One More Night (Bob Dylan)

This is maybe my favorite version of Bob Dylan.  Maybe.  I don't mean the song, specifically. is really great.  It is 'One More Night' from Nashville Skyline which was released April 9, 1969.

It has only been played twice live.  Yeah...twice.  June of 1990 and September of 1995.

But, by saying *favorite* Bob Dylan, I'm talking about how the whole thing comes together.  The song, the voice (according to some...he stopped smoking (???) and you can hear it in his voice.  I mean...those people who say to you:  I hate Bob Dylan's voice.  That voice, etc.  Just have them play this video above and then see if they stand by their answer??!?), the sound and the flow of the entire record.  Just really great.

I remember the first time I had ever heard of Nashville Skyline.  My friend Neil (son of Super Coach Jer, sometimes AKA Mitch) and I went to Threshold Records in Tinley Park.  And after nosing around some vinyl, Neil plucked Nashville Skyline out of the CD bin…

Early August Front Lawn Check-In (2019)
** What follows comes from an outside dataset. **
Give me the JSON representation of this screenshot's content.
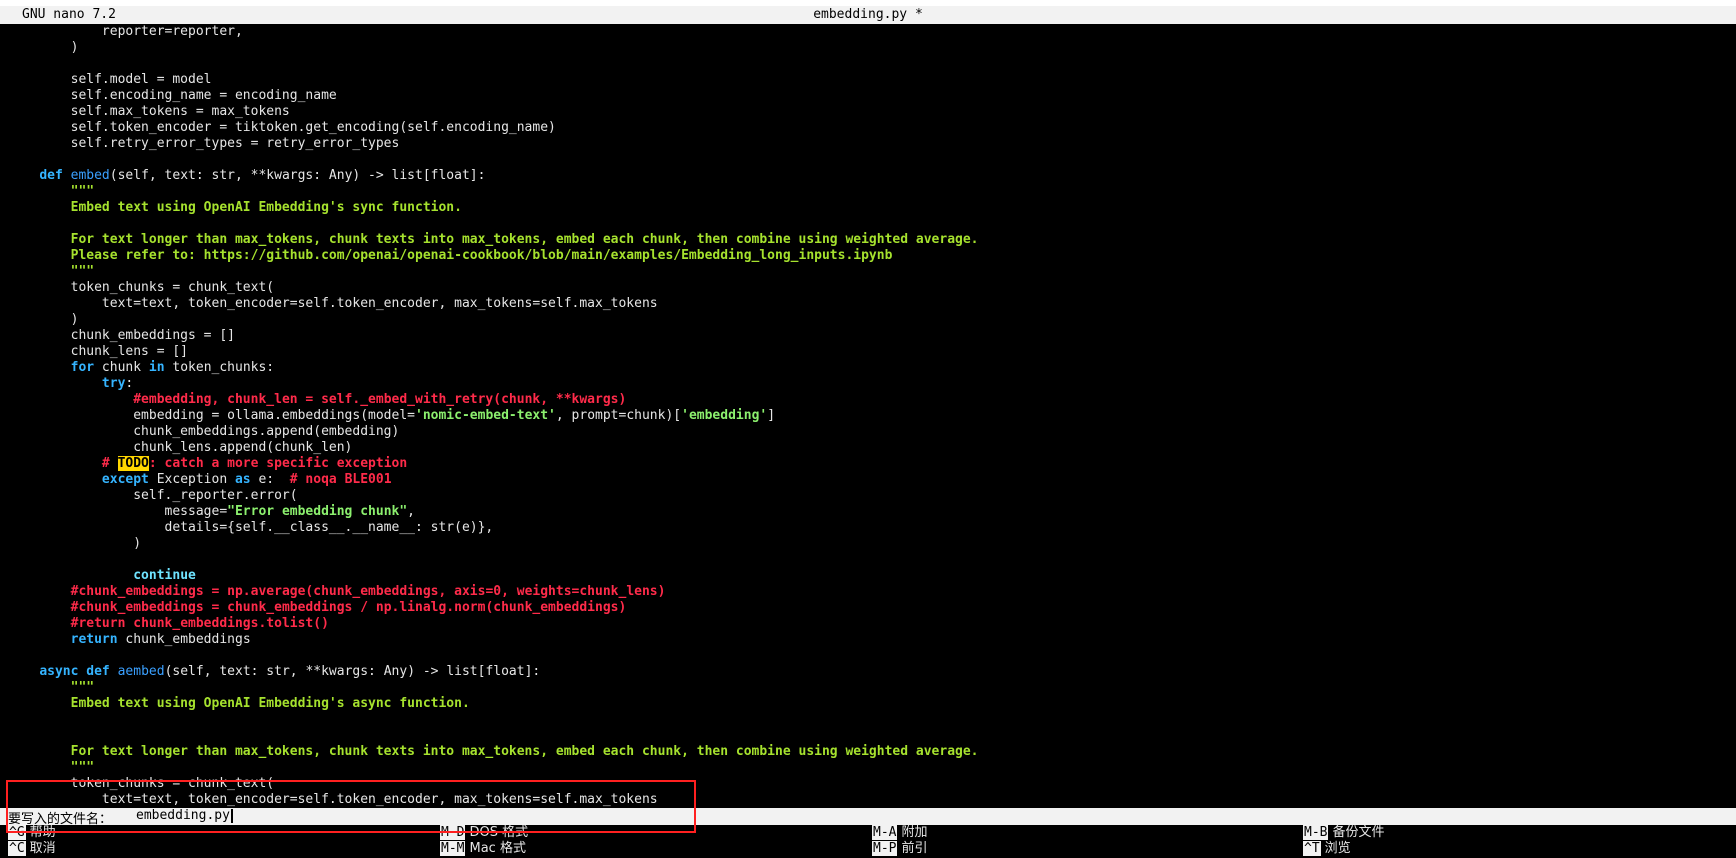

This is the first season that I've taken a high degree of interest in our lawn.  This is also the first time that I'm cutting the grass (in the front) by myself.  For the past few seasons, we've used a service to cut the front (while Go-Go - our Automower - cuts the back) and I wasn't ever really pleased with how they worked our lawn.  They came every week, no matter what and that, I think, made for a less-than-ideal lawn for us.  There were some ruts that I fixed this Spring with seed and I think generally, they were cutting it too short and coming EVERY WEEK just to put in the billings.  I get that.  They're running a business.  But, when the price increases came this Spring, I just decided to buy a lawnmower.  My FIRST lawn mower and cut it myself.  The front itself isn't very big (including the parkways and the side strip on the other side of the driveway, we're talking less than 2,500 square feet), so it doesn't take long.  And, once I started to …

Singapore Cargo Ships At Departure

I didn't get to see a lot of Singapore, but one thing I was struck by was all the shipping traffic in/around the coast.  Here's a shot I saw on departure as we took off out of the airport on a morning flight.  Quite an armada of container ships, right?  This was the view off the coast, too. 

We see ships on the horizon when we're on vacation - in California or Florida - but they're just occasional blips on floating on the sea far out there.  Not quite the same thing going on here - which I assume is for a variety of reasons including the size of the passages and the restrictions/regulations placed on the voyages. 

But, all that stuff we buy has to come from somewhere, right?